It had to happen. With the increased commercial use of drones the lawyers are sitting up and wondering what the noise above is all about. Drones are being used increasingly for everything from surveying crops to photographing houses for estate agents – quite apart from efforts to destroy terrorists in the remotest parts of the planet.
This week two major law firms announced the formation of drone practice groups. The law firms, Richmond-based LeClairRyan and Atlanta-based McKenna Long & Aldridge, are intending to use existing attorneys in their practices rather than bringing in new lawyers. The legal group will include lawyers from a range of existing areas, ranging from intellectual property and aviation to government and business lawyers.
The Washington Post reported that LeClairRyan’s drone group, based in Annapolis, is led by Tim Adelman and Doug McQueen, a flight instructor and United Airlines pilot, respectively, in addition to being aviation attorneys. McKenna Long’s practice is headed by Mark Dombroff, a partner in the firm’s McLean office and a former in-house lawyer at the Federal Aviation Administration.
The announcements follow recent indications by the FAA that the agency plans to issue proposed rules regulating small civil unmanned aircraft later this year. In 2013, the FAA authorized the first commercial flight by an unmanned aircraft, a research vessel chartered by ConocoPhillips that was launched over the skies of Alaska to scan the sea floor to survey marine mammals and ice before drilling. The FAA estimates there could be as many as 7,500 small commercial drones in use in the United States by 2018.
“We want to help [companies] shape rulemaking and get a seat at the table, then actually operate in a world they had a hand in creating,” Dombroff said.
There are thousands of companies building drones and trying to market and sell them, but they are running into hurdles because the federal government has yet to create regulations to govern them, Adelman said.
“They’re they’re having a hard time expanding their business,” said Adelman, who has advised drone manufacturers AirCover and Leptron, and has worked with universities and law enforcement agencies on the legal implications of using drones. “But as we see these new rules come out in next year or two, you’ll see an explosion of manufacturers and end users.”

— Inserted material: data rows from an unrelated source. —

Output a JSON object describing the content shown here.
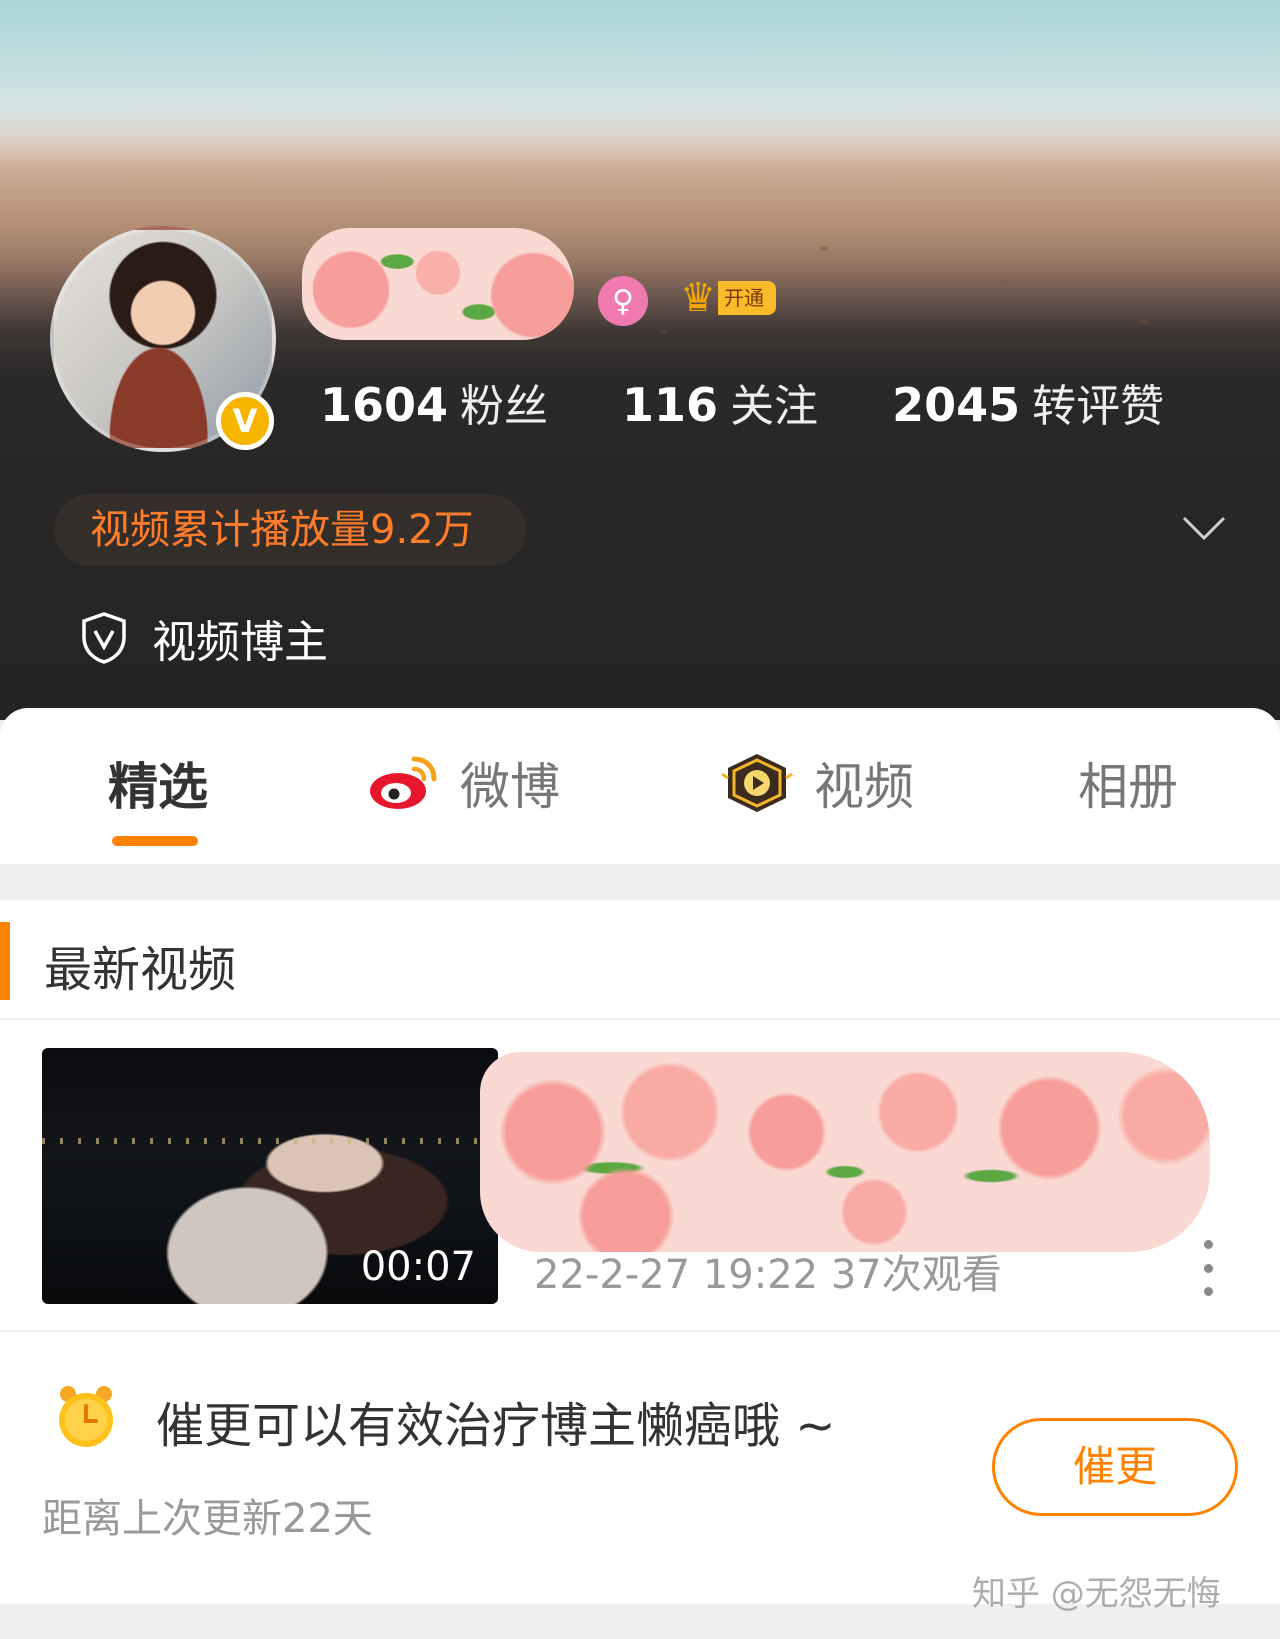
{
  "profile": {
    "verified_badge": "V",
    "gender_icon": "female-icon",
    "gender_symbol": "♀",
    "vip_label": "开通",
    "stats": [
      {
        "value": "1604",
        "label": "粉丝"
      },
      {
        "value": "116",
        "label": "关注"
      },
      {
        "value": "2045",
        "label": "转评赞"
      }
    ],
    "play_count": "视频累计播放量9.2万",
    "role": "视频博主"
  },
  "tabs": [
    {
      "label": "精选",
      "active": true
    },
    {
      "label": "微博",
      "icon": "weibo-icon"
    },
    {
      "label": "视频",
      "icon": "video-icon"
    },
    {
      "label": "相册"
    }
  ],
  "latest": {
    "section_title": "最新视频",
    "video": {
      "duration": "00:07",
      "meta": "22-2-27 19:22 37次观看"
    }
  },
  "urge": {
    "text": "催更可以有效治疗博主懒癌哦 ~",
    "sub": "距离上次更新22天",
    "button": "催更"
  },
  "watermark": "知乎 @无怨无悔",
  "colors": {
    "accent": "#ff8200",
    "play_count": "#ff7d2a",
    "verified": "#f7b500",
    "female": "#f07ab0"
  }
}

LeClairRyan and McKenna Long are looking to expand their work representing companies that design, manufacture and operate drones in shaping the upcoming FAA regulations, as well as guiding companies through the FAA certification process. The FAA must certify any aircraft, manned or unmanned, that goes into the sky, and anyone who wants to operate a vehicle has to go through an application process.